“Virtue untested is no virtue at all,” Kelly told me, reflecting on what she feels is the station dropping the segment due to perceived pressure from outside. “I broadcast from the ICU when I was in the hospital – as a patient, rearranged flights and travel plans to accommodate the show, and was on the air almost every day for 18 months — as a volunteer — just to help people out.”

It’s unfortunate, as the doctor hour is definitely one of the best hours on the radio. Hopefully it will be back on the air sooner than later. Somewhere.


“I’m a dedicated listener to Swing Time and I can’t find any information about why Johnny Magnus will no longer be hosting. Can you enlighten me?” — Frank Coffey

“Good morning from West Hills!! Did Johnny Magnus leave… there’s a new guy on the air this morning!” — John Del Gatto

“Do you know what happened to Johnny Magnus on K-Jazz?  I don’t understand why DJ changes are so secretive.” —  Alex Nigian
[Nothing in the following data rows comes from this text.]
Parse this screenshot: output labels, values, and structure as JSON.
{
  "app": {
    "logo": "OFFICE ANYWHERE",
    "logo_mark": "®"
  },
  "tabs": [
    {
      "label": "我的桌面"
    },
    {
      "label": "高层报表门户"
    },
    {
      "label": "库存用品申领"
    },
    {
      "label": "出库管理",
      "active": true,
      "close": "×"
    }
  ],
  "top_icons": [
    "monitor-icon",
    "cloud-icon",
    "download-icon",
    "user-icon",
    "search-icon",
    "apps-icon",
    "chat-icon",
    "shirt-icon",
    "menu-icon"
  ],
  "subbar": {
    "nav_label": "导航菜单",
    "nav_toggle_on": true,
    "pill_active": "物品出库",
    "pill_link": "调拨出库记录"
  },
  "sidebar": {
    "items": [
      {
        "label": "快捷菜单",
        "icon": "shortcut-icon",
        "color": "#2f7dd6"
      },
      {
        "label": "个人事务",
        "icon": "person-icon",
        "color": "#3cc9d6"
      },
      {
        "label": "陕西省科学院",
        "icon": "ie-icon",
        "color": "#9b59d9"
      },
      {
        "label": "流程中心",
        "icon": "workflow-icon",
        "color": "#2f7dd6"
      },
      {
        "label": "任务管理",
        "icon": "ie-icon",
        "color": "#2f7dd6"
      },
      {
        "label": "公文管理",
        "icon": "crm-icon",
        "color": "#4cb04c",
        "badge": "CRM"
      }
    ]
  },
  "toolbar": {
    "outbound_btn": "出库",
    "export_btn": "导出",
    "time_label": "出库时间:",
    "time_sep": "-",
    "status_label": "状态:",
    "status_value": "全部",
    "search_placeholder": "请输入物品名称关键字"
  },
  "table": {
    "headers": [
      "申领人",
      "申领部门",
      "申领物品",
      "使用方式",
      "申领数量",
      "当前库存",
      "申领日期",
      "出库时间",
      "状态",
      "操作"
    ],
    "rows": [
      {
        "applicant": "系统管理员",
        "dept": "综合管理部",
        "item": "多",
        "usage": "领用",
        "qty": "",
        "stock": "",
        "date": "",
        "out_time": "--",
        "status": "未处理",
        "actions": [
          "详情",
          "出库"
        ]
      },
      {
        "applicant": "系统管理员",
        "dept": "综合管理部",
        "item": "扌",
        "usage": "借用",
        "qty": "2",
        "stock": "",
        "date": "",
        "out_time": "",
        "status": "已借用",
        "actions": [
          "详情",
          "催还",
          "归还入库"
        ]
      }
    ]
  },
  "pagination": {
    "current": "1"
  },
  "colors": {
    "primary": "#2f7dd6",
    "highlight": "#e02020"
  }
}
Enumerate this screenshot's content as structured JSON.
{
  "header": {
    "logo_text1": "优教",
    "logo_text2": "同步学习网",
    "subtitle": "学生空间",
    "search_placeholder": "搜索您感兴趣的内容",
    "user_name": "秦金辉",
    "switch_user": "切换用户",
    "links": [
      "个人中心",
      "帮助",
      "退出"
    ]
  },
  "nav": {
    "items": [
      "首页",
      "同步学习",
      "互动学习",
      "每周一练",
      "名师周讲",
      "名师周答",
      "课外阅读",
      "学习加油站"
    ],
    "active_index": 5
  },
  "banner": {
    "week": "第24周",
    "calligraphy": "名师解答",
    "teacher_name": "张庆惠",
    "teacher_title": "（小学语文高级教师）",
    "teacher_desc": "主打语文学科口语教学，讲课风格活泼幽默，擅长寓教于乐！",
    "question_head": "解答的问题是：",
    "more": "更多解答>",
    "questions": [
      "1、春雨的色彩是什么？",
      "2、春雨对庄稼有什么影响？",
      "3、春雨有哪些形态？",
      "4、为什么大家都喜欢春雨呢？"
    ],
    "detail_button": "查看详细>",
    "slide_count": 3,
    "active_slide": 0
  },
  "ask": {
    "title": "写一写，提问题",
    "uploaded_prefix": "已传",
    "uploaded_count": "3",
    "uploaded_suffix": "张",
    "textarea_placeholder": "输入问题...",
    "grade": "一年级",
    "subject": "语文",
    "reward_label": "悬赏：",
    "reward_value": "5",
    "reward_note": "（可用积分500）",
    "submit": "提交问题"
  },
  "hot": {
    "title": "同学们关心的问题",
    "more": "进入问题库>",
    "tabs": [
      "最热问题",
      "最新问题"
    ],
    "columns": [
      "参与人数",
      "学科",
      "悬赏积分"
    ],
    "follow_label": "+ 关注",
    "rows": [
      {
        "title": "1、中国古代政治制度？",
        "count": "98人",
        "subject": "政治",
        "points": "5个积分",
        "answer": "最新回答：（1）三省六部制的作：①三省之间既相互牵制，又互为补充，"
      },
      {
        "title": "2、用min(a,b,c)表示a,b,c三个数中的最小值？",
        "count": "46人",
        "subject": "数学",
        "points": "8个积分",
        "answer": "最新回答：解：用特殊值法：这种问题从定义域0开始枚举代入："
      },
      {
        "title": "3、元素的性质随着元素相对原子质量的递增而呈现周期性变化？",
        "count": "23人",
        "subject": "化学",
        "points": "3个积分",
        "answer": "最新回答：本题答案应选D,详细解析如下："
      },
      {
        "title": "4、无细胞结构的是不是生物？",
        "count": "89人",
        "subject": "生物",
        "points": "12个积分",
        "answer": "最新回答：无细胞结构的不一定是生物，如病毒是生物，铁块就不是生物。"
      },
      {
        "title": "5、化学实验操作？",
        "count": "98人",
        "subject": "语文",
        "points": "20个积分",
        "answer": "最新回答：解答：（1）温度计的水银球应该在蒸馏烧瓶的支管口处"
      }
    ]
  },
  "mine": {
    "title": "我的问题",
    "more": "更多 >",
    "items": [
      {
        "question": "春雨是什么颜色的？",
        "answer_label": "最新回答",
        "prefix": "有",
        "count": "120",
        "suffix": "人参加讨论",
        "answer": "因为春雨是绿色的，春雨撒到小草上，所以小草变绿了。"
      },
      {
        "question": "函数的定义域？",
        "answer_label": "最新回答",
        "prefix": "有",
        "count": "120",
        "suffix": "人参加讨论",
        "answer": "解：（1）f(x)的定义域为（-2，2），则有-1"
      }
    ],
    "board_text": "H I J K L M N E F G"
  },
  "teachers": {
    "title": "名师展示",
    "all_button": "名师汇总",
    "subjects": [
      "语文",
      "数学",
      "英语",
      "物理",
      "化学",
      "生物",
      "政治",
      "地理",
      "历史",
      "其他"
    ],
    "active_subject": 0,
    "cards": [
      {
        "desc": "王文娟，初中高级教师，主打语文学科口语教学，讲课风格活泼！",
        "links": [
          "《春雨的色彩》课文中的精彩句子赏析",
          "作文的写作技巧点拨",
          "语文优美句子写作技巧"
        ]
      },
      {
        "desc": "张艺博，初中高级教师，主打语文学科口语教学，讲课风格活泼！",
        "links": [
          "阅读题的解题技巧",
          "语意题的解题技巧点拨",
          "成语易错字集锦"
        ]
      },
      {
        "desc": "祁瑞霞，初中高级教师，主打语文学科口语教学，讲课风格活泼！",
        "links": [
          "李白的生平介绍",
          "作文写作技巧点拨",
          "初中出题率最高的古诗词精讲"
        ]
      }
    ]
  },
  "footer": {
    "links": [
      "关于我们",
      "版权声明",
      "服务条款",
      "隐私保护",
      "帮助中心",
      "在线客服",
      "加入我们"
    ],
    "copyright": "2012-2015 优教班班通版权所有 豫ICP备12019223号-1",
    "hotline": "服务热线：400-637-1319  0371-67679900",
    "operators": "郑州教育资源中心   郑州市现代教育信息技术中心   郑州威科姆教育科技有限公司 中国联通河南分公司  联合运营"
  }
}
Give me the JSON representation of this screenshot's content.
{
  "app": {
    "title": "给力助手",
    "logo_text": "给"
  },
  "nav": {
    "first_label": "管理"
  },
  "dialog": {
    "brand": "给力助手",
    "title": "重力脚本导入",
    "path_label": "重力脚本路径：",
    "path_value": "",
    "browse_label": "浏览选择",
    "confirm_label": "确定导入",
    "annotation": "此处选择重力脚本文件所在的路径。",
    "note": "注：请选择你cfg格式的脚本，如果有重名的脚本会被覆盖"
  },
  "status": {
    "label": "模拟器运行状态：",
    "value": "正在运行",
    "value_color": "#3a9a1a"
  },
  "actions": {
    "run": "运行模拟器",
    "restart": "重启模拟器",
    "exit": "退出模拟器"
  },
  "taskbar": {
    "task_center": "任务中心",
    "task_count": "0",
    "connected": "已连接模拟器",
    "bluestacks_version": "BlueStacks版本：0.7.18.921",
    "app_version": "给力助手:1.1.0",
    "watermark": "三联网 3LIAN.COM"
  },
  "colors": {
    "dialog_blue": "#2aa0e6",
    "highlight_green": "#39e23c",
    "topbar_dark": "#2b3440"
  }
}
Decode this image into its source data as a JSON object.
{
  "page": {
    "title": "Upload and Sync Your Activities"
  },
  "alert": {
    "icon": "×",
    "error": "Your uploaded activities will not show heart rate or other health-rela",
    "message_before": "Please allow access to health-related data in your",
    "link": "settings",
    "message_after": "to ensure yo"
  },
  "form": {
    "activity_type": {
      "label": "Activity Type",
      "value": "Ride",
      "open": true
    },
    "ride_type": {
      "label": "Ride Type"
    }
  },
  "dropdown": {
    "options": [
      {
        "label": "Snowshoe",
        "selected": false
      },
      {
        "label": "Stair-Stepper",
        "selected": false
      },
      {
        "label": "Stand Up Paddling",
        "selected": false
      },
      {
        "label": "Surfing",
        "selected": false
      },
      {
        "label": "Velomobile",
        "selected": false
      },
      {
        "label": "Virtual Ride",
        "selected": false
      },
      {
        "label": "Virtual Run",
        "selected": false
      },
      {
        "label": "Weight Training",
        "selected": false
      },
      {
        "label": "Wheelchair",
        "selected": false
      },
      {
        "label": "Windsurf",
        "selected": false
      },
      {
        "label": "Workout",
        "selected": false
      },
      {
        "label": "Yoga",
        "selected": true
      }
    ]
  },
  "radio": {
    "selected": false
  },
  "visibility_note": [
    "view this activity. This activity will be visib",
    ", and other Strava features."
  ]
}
It appears to just be a change, with longtime radio personality and programmer Chuck Southcott taking over the Swing Time program from former host Johnny Magnus. Like Magnus, Southcott is an expert on the genre, and can be heard from 7-10 a.m. Saturdays and Sundays on KKJZ (88.1 FM). Southcott tells me he loves playing the music once again. 

I am told that the health of Magnus is not an issue. 

“I have been searching the airwaves for a station to take the place of 1260AM when classical music replaced the oldies.  I found it at 88.1 FM coming out of  Cal State University at Long Beach.  They play some jazz and a good mix other stuff and very little talk.  Love it!” — Katherine Samuelsen

Interesting replacement, aside from the difference in music. Saul Levine of 1260 also runs 88.1 — they even use his studios in West LA for the programming.

By the way, the oldies formerly found on 1260 AM can still be heard at, as well as via phone apps and smart speakers, and on HD radios (KKGO HD2).